• **TASK PROMPT**
Would you print the records below without changing anything?

[Start of Attachment]

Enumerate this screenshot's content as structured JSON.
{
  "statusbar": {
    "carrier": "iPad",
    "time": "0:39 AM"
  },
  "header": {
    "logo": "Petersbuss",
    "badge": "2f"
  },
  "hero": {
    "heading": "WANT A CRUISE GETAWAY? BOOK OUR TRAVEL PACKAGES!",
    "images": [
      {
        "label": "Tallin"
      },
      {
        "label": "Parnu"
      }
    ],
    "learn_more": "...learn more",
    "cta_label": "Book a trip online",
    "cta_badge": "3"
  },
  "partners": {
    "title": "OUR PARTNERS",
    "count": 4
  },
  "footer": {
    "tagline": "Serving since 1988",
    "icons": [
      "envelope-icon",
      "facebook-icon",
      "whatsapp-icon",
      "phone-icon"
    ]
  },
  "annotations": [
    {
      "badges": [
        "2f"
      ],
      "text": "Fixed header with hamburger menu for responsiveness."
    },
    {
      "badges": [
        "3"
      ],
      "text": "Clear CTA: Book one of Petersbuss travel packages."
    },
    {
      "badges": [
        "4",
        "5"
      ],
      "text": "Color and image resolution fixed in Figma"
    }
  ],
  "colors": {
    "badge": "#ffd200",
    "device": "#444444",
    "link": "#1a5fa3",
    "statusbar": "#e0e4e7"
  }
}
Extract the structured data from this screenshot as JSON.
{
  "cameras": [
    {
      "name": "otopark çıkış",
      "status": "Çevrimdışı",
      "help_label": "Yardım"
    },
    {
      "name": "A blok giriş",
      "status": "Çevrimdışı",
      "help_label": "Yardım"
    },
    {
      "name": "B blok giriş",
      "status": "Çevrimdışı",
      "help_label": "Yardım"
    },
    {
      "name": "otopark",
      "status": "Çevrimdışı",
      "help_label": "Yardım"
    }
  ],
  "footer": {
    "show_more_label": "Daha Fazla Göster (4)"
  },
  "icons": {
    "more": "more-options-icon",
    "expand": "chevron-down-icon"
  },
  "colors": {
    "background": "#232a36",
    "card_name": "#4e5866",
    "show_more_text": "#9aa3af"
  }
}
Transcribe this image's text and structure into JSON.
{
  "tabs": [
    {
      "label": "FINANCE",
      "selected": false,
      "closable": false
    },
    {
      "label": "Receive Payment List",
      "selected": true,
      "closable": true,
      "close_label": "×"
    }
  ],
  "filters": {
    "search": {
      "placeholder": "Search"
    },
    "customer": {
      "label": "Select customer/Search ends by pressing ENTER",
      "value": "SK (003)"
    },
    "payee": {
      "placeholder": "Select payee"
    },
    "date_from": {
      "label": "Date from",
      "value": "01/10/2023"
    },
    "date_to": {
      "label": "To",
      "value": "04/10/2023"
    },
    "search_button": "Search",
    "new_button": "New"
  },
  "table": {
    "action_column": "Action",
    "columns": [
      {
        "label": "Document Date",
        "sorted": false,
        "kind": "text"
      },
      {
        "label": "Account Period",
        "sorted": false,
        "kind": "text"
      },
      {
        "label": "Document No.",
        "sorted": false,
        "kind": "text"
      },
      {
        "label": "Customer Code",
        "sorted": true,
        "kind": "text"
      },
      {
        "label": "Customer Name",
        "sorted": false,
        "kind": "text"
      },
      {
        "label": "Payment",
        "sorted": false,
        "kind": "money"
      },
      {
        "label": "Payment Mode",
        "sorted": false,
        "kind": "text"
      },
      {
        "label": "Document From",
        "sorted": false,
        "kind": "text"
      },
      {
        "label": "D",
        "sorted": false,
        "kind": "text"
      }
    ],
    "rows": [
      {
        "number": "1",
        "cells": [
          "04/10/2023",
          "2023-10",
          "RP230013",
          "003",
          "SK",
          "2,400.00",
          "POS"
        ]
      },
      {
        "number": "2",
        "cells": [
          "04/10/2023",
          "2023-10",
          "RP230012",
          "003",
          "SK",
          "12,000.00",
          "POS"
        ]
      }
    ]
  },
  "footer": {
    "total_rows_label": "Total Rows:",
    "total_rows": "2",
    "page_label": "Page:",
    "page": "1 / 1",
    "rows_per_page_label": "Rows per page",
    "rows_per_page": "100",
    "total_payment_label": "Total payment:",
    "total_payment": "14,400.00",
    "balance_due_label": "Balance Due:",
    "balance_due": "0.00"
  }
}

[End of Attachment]

• **ANSWER FOR THIS EXERCISE**
Enumerate this screenshot's content as structured JSON.
{
  "statusbar": {
    "carrier": "iPad",
    "time": "0:39 AM"
  },
  "header": {
    "logo": "Petersbuss",
    "badge": "2f"
  },
  "hero": {
    "heading": "WANT A CRUISE GETAWAY? BOOK OUR TRAVEL PACKAGES!",
    "images": [
      {
        "label": "Tallin"
      },
      {
        "label": "Parnu"
      }
    ],
    "learn_more": "...learn more",
    "cta_label": "Book a trip online",
    "cta_badge": "3"
  },
  "partners": {
    "title": "OUR PARTNERS",
    "count": 4
  },
  "footer": {
    "tagline": "Serving since 1988",
    "icons": [
      "envelope-icon",
      "facebook-icon",
      "whatsapp-icon",
      "phone-icon"
    ]
  },
  "annotations": [
    {
      "badges": [
        "2f"
      ],
      "text": "Fixed header with hamburger menu for responsiveness."
    },
    {
      "badges": [
        "3"
      ],
      "text": "Clear CTA: Book one of Petersbuss travel packages."
    },
    {
      "badges": [
        "4",
        "5"
      ],
      "text": "Color and image resolution fixed in Figma"
    }
  ],
  "colors": {
    "badge": "#ffd200",
    "device": "#444444",
    "link": "#1a5fa3",
    "statusbar": "#e0e4e7"
  }
}
Extract the structured data from this screenshot as JSON.
{
  "cameras": [
    {
      "name": "otopark çıkış",
      "status": "Çevrimdışı",
      "help_label": "Yardım"
    },
    {
      "name": "A blok giriş",
      "status": "Çevrimdışı",
      "help_label": "Yardım"
    },
    {
      "name": "B blok giriş",
      "status": "Çevrimdışı",
      "help_label": "Yardım"
    },
    {
      "name": "otopark",
      "status": "Çevrimdışı",
      "help_label": "Yardım"
    }
  ],
  "footer": {
    "show_more_label": "Daha Fazla Göster (4)"
  },
  "icons": {
    "more": "more-options-icon",
    "expand": "chevron-down-icon"
  },
  "colors": {
    "background": "#232a36",
    "card_name": "#4e5866",
    "show_more_text": "#9aa3af"
  }
}
Transcribe this image's text and structure into JSON.
{
  "tabs": [
    {
      "label": "FINANCE",
      "selected": false,
      "closable": false
    },
    {
      "label": "Receive Payment List",
      "selected": true,
      "closable": true,
      "close_label": "×"
    }
  ],
  "filters": {
    "search": {
      "placeholder": "Search"
    },
    "customer": {
      "label": "Select customer/Search ends by pressing ENTER",
      "value": "SK (003)"
    },
    "payee": {
      "placeholder": "Select payee"
    },
    "date_from": {
      "label": "Date from",
      "value": "01/10/2023"
    },
    "date_to": {
      "label": "To",
      "value": "04/10/2023"
    },
    "search_button": "Search",
    "new_button": "New"
  },
  "table": {
    "action_column": "Action",
    "columns": [
      {
        "label": "Document Date",
        "sorted": false,
        "kind": "text"
      },
      {
        "label": "Account Period",
        "sorted": false,
        "kind": "text"
      },
      {
        "label": "Document No.",
        "sorted": false,
        "kind": "text"
      },
      {
        "label": "Customer Code",
        "sorted": true,
        "kind": "text"
      },
      {
        "label": "Customer Name",
        "sorted": false,
        "kind": "text"
      },
      {
        "label": "Payment",
        "sorted": false,
        "kind": "money"
      },
      {
        "label": "Payment Mode",
        "sorted": false,
        "kind": "text"
      },
      {
        "label": "Document From",
        "sorted": false,
        "kind": "text"
      },
      {
        "label": "D",
        "sorted": false,
        "kind": "text"
      }
    ],
    "rows": [
      {
        "number": "1",
        "cells": [
          "04/10/2023",
          "2023-10",
          "RP230013",
          "003",
          "SK",
          "2,400.00",
          "POS"
        ]
      },
      {
        "number": "2",
        "cells": [
          "04/10/2023",
          "2023-10",
          "RP230012",
          "003",
          "SK",
          "12,000.00",
          "POS"
        ]
      }
    ]
  },
  "footer": {
    "total_rows_label": "Total Rows:",
    "total_rows": "2",
    "page_label": "Page:",
    "page": "1 / 1",
    "rows_per_page_label": "Rows per page",
    "rows_per_page": "100",
    "total_payment_label": "Total payment:",
    "total_payment": "14,400.00",
    "balance_due_label": "Balance Due:",
    "balance_due": "0.00"
  }
}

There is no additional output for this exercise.